Sputnik, the Russian word for satellite, functioned for a total of three weeks before its batteries ran out of power. It then quietly orbited for more than two months before it returned into the atmosphere on January 4, 1958.

In accordance with the International Geophysical Year, an ideal timestamp was unveiled by the International Council of Scientific Unions to study our planet and the solar system via an artificial satellite. The Soviet’s investment in technological advancement surely gave the US a pretty good scare after the unexpected launch. However, as the competition heats up, America eventually sent their very own satellite named Explorer on January 31, 1958.

According to Space.com, the main purpose of the first space satellite was to plant a radio transmitter in the Earth’s orbit. After Sputnik I, its sibling, the Sputnik 2, went to space, but this time, it carried a passenger — a dog named Laika. A series of achievements in another degree was also achieved by the Soviet Union, such as sending the first man on space — Yuri Gagarin — carried by Vostok 1, Valentina Tereshkova, as the first woman to be sent into the void, the first mission to send multiple humans in one spacecraft, Vladimir Komarov, Boris Yegorov, and Konstantin Feoktistov.

In addition to these are the first spacewalk, the first to orbit the moon, to impact Venus, the first spacecraft to soft-land on the moon, and the first spacecraft to impact the moon. However, despite these impressive accomplishments, the United States also delivered a good fight by also sending Alan Shepard, the first American sent to space. Also, on July 20, 1969, Neil Armstrong took the credit for being the first human being to set foot on the surface of the barren Moon.
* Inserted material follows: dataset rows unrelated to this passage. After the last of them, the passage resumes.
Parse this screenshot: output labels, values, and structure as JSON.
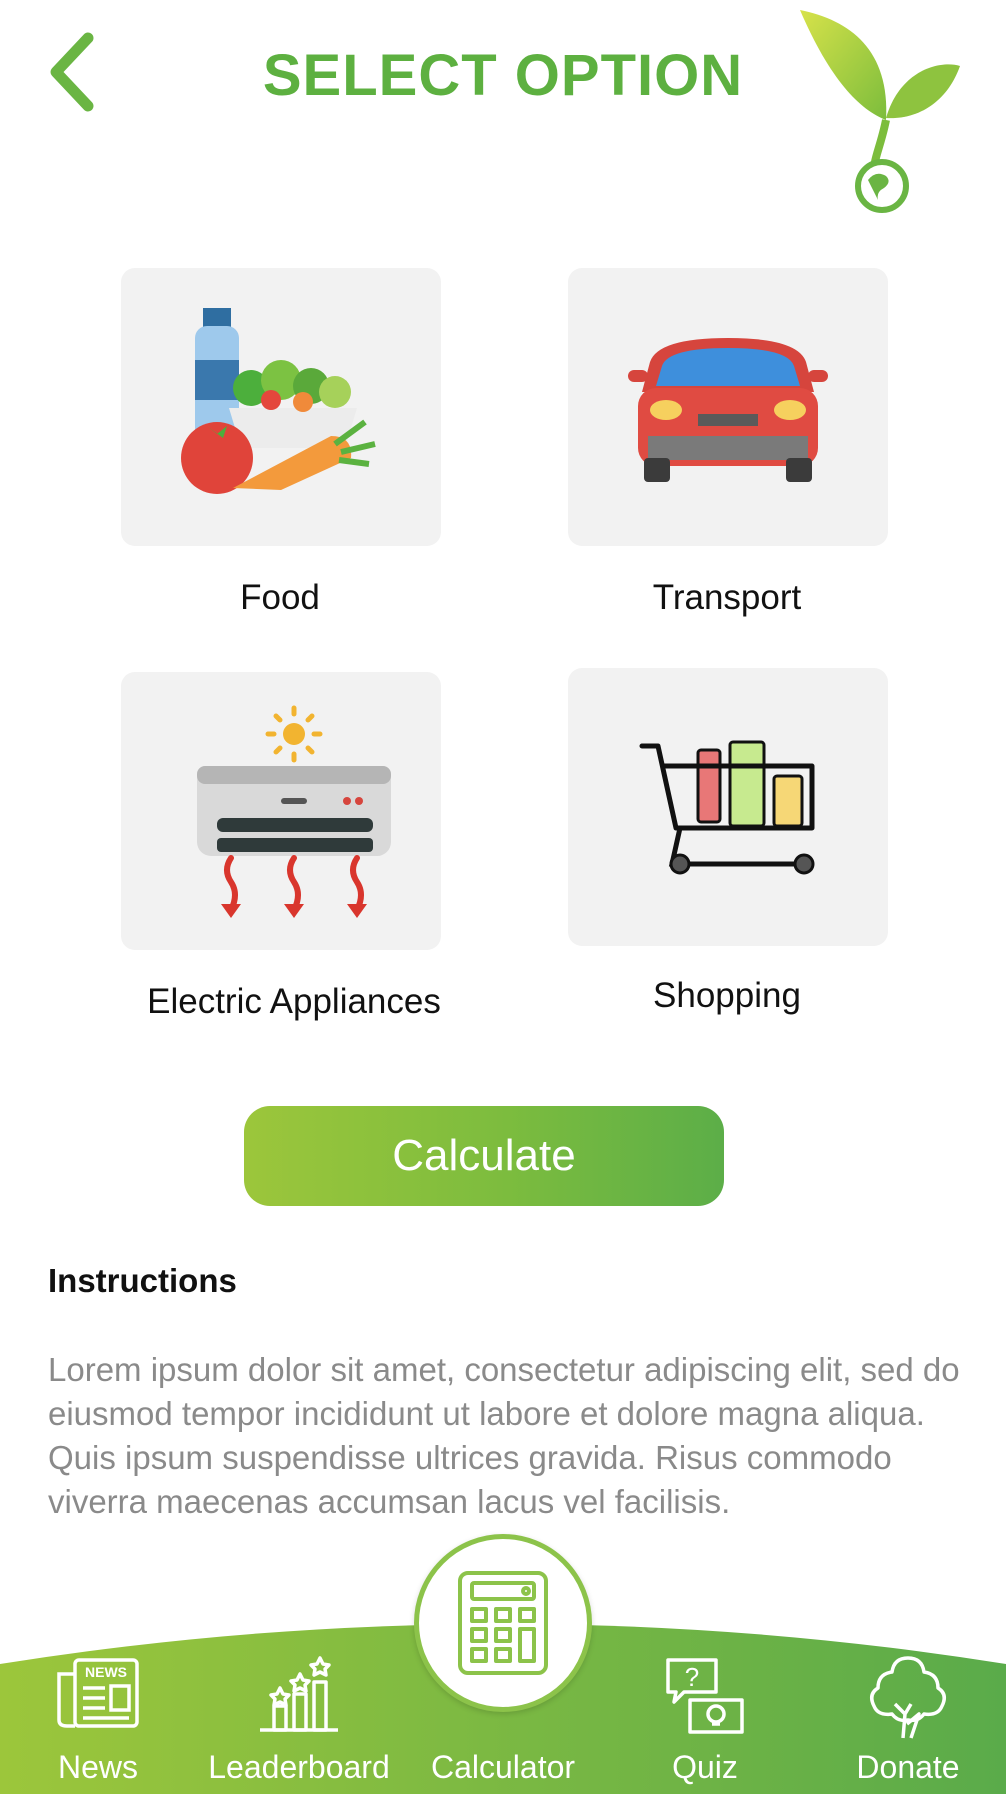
{
  "header": {
    "title": "SELECT OPTION"
  },
  "options": [
    {
      "label": "Food"
    },
    {
      "label": "Transport"
    },
    {
      "label": "Electric Appliances"
    },
    {
      "label": "Shopping"
    }
  ],
  "calculate_label": "Calculate",
  "instructions": {
    "title": "Instructions",
    "body": "Lorem ipsum dolor sit amet, consectetur adipiscing elit, sed do eiusmod tempor incididunt ut labore et dolore magna aliqua. Quis ipsum suspendisse ultrices gravida. Risus commodo viverra maecenas accumsan lacus vel facilisis."
  },
  "nav": [
    {
      "label": "News",
      "icon": "news-icon"
    },
    {
      "label": "Leaderboard",
      "icon": "leaderboard-icon"
    },
    {
      "label": "Calculator",
      "icon": "calculator-icon",
      "active": true
    },
    {
      "label": "Quiz",
      "icon": "quiz-icon"
    },
    {
      "label": "Donate",
      "icon": "tree-icon"
    }
  ],
  "colors": {
    "brand_green": "#5db040",
    "nav_gradient_start": "#9cc63b",
    "nav_gradient_end": "#5aab4a",
    "tile_bg": "#f2f2f2",
    "body_text": "#8a8a8a"
  }
}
This was made possible from the lunar-landing program of the National Aeronautics Space Administration (NASA) with the use of the Apollo 11 spaceship. The undeniable success of America is considered the turning point of the Space Race, with the country snatching the trophy. The Soviet Union, on the other hand, also had multiple attempts and investments to deliver earthlings to the Moon, but all of them failed.

Although the US obviously won the unspoken race, we should not forget or at least give the Soviet Union the due credit as if not for the Sputnik I, the country aforementioned will not step up their game. As for the forefathers of all artificial satellites, Sputnik has multiple backup units and replicas around the world. One backup is caving in Energia’s corporate museum, just outside Moscow, which can only be viewed by appointment. Another unit can be observed in Seattle, Washington, particularly in the Museum of Flight. In comparison to the former, this one is barely hollow, molded fittings and casings inside are the only things it has. Two more backups are in the hands of American businessmen, Jay S. Walker and Richard Garriott, for personal collection. In 1959, the infamous Soviet Union felt the generosity to give a replica to the United Nations, while other models with different degrees of accuracy can be seen in several powerful countries such as the United Kingdom, Spain, and Australia.

Photo Sources:

Cover Photo – Twitter
Photo 1 – NASA
Photo 2 – Twitter
Photo 3 – Twitter